2012-Jan-08, 12:48 AM
Accelerating to light speed.

How many light years are needed to accelerate towards near light speed in a space-craft that has humans on board?

You just can't instantly go light-speed like in Star Wars, with a human crew; the acceleration-forces would turn them into mush.

Say if we had the ability to travel at 99.9999% that of the speed of light and we wanted to go to Alpha Centauri. We have to spend a time period accelerating to the limits of human withstanding of G forces and then an equal time decelerating within the limits of human resistance to G-forces.

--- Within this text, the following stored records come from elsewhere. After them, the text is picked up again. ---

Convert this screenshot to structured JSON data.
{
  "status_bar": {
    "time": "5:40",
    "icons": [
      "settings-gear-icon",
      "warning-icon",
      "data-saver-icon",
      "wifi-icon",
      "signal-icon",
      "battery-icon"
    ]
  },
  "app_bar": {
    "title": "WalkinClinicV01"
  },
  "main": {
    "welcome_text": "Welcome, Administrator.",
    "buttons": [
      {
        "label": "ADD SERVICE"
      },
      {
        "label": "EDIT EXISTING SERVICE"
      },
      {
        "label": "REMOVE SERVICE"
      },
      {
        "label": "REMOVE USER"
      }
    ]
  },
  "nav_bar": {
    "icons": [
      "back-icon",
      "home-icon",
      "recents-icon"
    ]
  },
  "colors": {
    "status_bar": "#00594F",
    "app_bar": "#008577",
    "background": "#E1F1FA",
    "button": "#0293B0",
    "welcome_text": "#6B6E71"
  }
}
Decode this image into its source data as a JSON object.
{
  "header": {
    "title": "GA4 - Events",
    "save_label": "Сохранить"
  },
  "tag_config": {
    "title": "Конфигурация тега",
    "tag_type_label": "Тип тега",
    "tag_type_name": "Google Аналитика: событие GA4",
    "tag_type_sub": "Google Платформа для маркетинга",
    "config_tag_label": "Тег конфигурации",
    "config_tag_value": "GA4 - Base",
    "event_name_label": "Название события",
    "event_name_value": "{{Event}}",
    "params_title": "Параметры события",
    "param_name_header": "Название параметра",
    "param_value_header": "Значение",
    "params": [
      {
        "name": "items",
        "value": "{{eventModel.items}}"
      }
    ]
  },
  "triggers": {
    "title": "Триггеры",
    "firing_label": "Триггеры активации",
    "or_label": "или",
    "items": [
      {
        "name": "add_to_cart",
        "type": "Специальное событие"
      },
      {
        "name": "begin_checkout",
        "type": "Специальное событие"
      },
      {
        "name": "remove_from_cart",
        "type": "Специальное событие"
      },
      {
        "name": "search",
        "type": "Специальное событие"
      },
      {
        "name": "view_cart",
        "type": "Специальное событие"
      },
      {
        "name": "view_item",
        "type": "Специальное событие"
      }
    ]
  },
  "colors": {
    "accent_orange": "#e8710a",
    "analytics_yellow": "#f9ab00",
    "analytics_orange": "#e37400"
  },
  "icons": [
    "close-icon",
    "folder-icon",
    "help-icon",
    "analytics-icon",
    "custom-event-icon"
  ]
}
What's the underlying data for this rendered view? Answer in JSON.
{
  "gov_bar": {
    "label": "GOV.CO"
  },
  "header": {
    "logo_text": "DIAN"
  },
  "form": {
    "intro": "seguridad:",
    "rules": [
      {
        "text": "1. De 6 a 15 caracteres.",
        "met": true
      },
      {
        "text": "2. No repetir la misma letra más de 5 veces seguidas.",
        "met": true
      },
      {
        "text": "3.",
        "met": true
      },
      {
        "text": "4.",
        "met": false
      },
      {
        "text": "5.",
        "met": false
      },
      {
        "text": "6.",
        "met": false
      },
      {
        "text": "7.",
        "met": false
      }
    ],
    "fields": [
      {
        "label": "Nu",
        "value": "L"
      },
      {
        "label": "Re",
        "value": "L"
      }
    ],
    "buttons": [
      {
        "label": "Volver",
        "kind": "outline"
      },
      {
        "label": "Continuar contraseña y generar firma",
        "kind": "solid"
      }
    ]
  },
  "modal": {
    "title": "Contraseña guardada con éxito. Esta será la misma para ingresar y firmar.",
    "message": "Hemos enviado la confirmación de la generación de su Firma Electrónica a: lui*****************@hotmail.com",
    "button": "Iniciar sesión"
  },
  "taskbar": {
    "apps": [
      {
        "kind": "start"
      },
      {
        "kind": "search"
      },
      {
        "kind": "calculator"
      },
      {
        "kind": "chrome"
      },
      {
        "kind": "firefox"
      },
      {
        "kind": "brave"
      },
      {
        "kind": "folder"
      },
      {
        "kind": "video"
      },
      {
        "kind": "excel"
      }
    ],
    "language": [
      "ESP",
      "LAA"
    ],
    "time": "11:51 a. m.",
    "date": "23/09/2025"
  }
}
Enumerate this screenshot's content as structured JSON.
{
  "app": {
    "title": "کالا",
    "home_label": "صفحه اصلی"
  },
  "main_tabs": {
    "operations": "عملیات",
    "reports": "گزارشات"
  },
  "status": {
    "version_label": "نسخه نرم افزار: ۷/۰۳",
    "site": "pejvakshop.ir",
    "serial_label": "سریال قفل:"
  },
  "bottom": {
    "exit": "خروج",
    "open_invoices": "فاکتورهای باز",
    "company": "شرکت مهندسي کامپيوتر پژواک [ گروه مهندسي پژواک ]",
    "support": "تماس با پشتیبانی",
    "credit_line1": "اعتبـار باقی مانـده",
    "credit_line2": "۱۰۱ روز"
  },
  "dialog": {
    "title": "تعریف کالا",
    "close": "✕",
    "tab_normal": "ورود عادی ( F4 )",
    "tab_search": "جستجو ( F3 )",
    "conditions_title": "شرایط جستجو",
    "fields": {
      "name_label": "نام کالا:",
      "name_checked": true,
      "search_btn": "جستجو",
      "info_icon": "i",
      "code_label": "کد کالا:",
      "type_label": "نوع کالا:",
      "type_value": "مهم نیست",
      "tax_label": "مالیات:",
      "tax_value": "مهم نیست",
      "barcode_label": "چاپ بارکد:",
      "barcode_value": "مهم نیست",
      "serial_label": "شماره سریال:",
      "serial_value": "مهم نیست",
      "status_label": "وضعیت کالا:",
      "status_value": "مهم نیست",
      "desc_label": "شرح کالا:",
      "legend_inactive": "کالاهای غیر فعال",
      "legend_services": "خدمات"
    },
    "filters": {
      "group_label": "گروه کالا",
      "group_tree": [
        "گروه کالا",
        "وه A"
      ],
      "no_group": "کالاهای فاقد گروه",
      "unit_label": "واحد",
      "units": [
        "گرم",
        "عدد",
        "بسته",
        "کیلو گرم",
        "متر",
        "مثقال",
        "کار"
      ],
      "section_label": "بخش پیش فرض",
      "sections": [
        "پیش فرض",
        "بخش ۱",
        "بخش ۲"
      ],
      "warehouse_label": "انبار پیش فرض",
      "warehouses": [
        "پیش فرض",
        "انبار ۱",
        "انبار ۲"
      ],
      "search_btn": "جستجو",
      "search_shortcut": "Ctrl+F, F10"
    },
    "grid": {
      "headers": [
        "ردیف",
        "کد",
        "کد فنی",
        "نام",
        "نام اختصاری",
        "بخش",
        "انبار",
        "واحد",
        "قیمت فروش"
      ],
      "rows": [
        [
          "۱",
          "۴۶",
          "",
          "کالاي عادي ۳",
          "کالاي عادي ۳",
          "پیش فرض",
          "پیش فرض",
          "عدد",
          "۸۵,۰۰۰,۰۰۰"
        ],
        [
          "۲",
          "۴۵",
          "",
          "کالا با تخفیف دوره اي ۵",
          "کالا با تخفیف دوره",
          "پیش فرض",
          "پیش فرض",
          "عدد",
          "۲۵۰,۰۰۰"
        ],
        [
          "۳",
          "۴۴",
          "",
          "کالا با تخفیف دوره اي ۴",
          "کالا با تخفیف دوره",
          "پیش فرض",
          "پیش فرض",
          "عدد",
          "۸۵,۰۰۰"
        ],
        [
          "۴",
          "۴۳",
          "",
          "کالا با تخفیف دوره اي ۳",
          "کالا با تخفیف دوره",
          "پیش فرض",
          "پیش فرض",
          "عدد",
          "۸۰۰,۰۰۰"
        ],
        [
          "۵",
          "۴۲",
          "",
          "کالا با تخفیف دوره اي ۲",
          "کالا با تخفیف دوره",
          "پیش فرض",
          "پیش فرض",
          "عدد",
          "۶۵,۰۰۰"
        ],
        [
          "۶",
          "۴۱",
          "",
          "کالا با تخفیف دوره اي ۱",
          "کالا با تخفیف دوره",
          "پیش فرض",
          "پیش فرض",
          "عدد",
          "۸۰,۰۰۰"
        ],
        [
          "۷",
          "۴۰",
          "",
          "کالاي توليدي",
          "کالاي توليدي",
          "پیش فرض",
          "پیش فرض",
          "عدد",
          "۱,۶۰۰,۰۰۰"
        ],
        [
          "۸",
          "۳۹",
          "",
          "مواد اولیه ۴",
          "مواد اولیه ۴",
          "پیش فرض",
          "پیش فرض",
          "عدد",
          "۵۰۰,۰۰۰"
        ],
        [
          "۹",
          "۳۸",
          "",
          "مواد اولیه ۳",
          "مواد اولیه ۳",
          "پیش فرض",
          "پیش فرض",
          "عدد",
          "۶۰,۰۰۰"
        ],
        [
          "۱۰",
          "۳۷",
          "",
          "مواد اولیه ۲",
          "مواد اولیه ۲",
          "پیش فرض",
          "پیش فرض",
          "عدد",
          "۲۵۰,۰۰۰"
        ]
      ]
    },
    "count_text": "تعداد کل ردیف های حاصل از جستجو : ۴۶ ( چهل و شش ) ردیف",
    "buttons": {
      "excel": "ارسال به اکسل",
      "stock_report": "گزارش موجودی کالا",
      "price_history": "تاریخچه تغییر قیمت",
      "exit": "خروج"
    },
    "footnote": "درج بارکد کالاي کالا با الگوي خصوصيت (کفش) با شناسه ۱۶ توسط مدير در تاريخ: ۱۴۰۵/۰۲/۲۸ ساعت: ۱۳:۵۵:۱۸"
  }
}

I'm thinking we can't travel to AC3 going light speed because the distances are too short?

schlaugh
2012-Jan-08, 04:41 AM
I think this site will be useful:

http://www.ajdesigner.com/constantacceleration/cavelocity.php

Know that 1G = 10m/s so enter a starting veolcity of 0 and an acceleration of 10 meters per second for 365 days and you'll see you're moving faster than light at >315,000 kilometers per second. (The calculator does not care about relativisitic effects or E=MC^2).

Tensor
2012-Jan-08, 05:11 AM
Accelerating to light speed.

How many light years are needed to accelerate towards near light speed in a space-craft that has humans on board?

the answer is going to depend on exactly what you mean by near light speed. You specify below, but.....

You just can't instantly go light-speed like in Star Wars, with a human crew; the acceleration-forces would turn them into mush.

Say if we had the ability to travel at 99.9999% that of the speed of light and we wanted to go to Alpha Centauri. We have to spend a time period accelerating to the limits of human withstanding of G forces and then an equal time decelerating within the limits of human resistance to G-forces. I'm thinking we can't travel to AC3 going light speed because the distances are too short?

You're thinking correctly. The problem comes from relativity. Schlaugh give a site that will calculate for you. However, it does not take relativity into account. This site (http://math.ucr.edu/home/baez/physics/Relativity/SR/rocket.html) by originally by Phillip Gibbs and hosted on John Baez's home site, gives the exact equations for the Time within the ship, the time for observers outside the ship, the distance traveled(as seen by outside observers), the velocity(by percentage of c), and the gamma factor(at any point). In the case of 99.9999%, at 1g, it would take ~1,839 years and a distance of ~1840 light years. So, getting to that speed is pretty much out if you're thinking of going to Alpha Centauri. That site has the equations, so you can figure out what would happen if you increased the acceleration to something like 2 or 3 g's. Which may be pushing the limits for human endurance over an extended time. Unfortunately, that site doesn't do an automatic calculation.

Githyanki
2012-Jan-08, 09:21 PM
That's what I figured. I guess we won't be having any express-flights to any of the local stars.

Now I'm assuming that a space probe can handle a lot more Gees than a human can. But there is still a limit of how much acceleration you can use before you damage your instruments.